Chananya Weissman

May 15, 2020

The last Mishna in Sotah provides numerous predictions about the era of the footsteps of Moshiach. See my essay on March 18 about the increase in chutzpah, and how this applies to our times unlike in previous generations.

One of the other signs is "the wisdom of the teachers will be spoiled". This is usually taken to mean that people will scorn the wisdom of sages. However, that too can seemingly apply to most generations, and would therefore provide little indication that Moshiach is on his way.

Chazal chose their words very carefully, and I believe they are giving a precise sign. There were many words they could have chosen to indicate that people would reject the words of rabbis. Referring to the wisdom itself as “becoming spoiled” is a highly irregular choice of words. It indicates much more than the masses being uninterested in what rabbis have to teach.

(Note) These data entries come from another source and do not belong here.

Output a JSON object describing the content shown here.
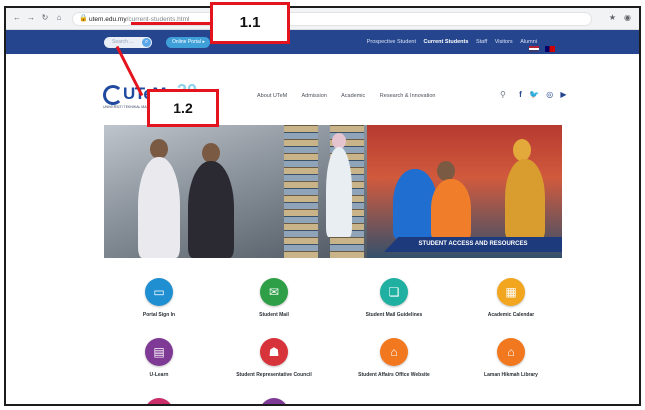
{
  "browser": {
    "url_host": "utem.edu.my",
    "url_path": "/current-students.html"
  },
  "topbar": {
    "search_placeholder": "Search ...",
    "login_label": "Online Portal",
    "links": [
      "Prospective Student",
      "Current Students",
      "Staff",
      "Visitors",
      "Alumni"
    ],
    "active_link": "Current Students"
  },
  "logo": {
    "text": "UTeM",
    "subtitle": "UNIVERSITI TEKNIKAL MALAYSIA MELAKA",
    "anniversary": "30"
  },
  "mainnav": [
    "About UTeM",
    "Admission",
    "Academic",
    "Research & Innovation"
  ],
  "hero": {
    "caption": "STUDENT ACCESS AND RESOURCES"
  },
  "tiles": [
    {
      "label": "Portal Sign In",
      "color": "#1f8fd1",
      "icon": "laptop-icon"
    },
    {
      "label": "Student Mail",
      "color": "#2e9e47",
      "icon": "mail-icon"
    },
    {
      "label": "Student Mail Guidelines",
      "color": "#1fb0a2",
      "icon": "guideline-icon"
    },
    {
      "label": "Academic Calendar",
      "color": "#f2a51f",
      "icon": "calendar-icon"
    },
    {
      "label": "U-Learn",
      "color": "#7e3a95",
      "icon": "elearning-icon"
    },
    {
      "label": "Student Representative Council",
      "color": "#d6333a",
      "icon": "council-icon"
    },
    {
      "label": "Student Affairs Office Website",
      "color": "#f2781f",
      "icon": "home-icon"
    },
    {
      "label": "Laman Hikmah Library",
      "color": "#f2781f",
      "icon": "library-icon"
    }
  ],
  "annotations": {
    "first": "1.1",
    "second": "1.2"
  }
}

It indicates the rabbis themselves being uninterested in teaching the masses.

Food spoils when it is left sitting around too long before being consumed. Wisdom spoils when the wise person suppresses it.

In past generations we had towering rabbinic figures who led the people in times of crisis and urged them forward when things were stable. They were not afraid to speak out about issues affecting the Jewish community and the world around them, even at great personal expense. Their names are etched in Jewish lore forever, and their contributions made it possible for us to be here today.

It is specifically in our times that there is a glaring absence of such figures. We have wise rabbis and pious people, most certainly. But where is the leadership? Where is the sacrifice? Where are the voices of wisdom that are bringing us together, speaking about the real issues, and moving us forward? They hardly exist.

We have no shortage of tremendous Torah scholars. They tell us how we can best fulfill technical halachic requirements in times of lockdown. They give us soft mussar in general terms so that no one will be offended, and no one will be moved. They urge us to say a special prayer once or twice during a worldwide upheaval, a response equally safe and benign.

They expect little of us, and we have come to expect little of them. We both prefer it this way.

The Chief Rabbinate had an urgent announcement about the cancellation of bonfires on Lag Ba'Omer, urging us to increase Torah study instead. This is perhaps the most significant message they had for the public since the plague came upon us. The cancellation of the perversity parades passed without comment, of course. They possess wisdom on that subject too, but kept it to themselves.

The wisdom of the sages has become spoiled.

I have no doubt that the rabbinic giants of even the most recent generations would have had much to say on what's happening in the world, and have just as little doubt that it would have been sharp and memorable. What rabbinic wisdom will be remembered from this time? The lifeless proclamations or the words that brought derision on the Torah? There is real wisdom out there, but it is locked up where no one can hear it, rotting away when we need it most.

The Mishna does not refer to the wisdom of the Torah, or even wisdom of the sages, but wisdom of teachers. Earlier in the same Mishna there is a distinction between chachamim and sofrim. Chachamim refers to sages, whereas sofrim refers to lesser people, mere schoolteachers. The wisdom that needs to be shared in our generation is not that of geniuses expounding the most complex areas of Torah. It is the simple wisdom, the basics. It is the clarity to tell between right and wrong, between holy and profane, between rational and absurd.

We don't need towering sages for this. We need teachers – but teachers with the willingness to teach, even if Torah-phobes don't like the lesson.

Let us not be remembered for keeping wisdom to ourselves until it rots, along with our generation. Let the wisdom out, proclaim it loudly and without apologies to the critics, and spread it far and wide.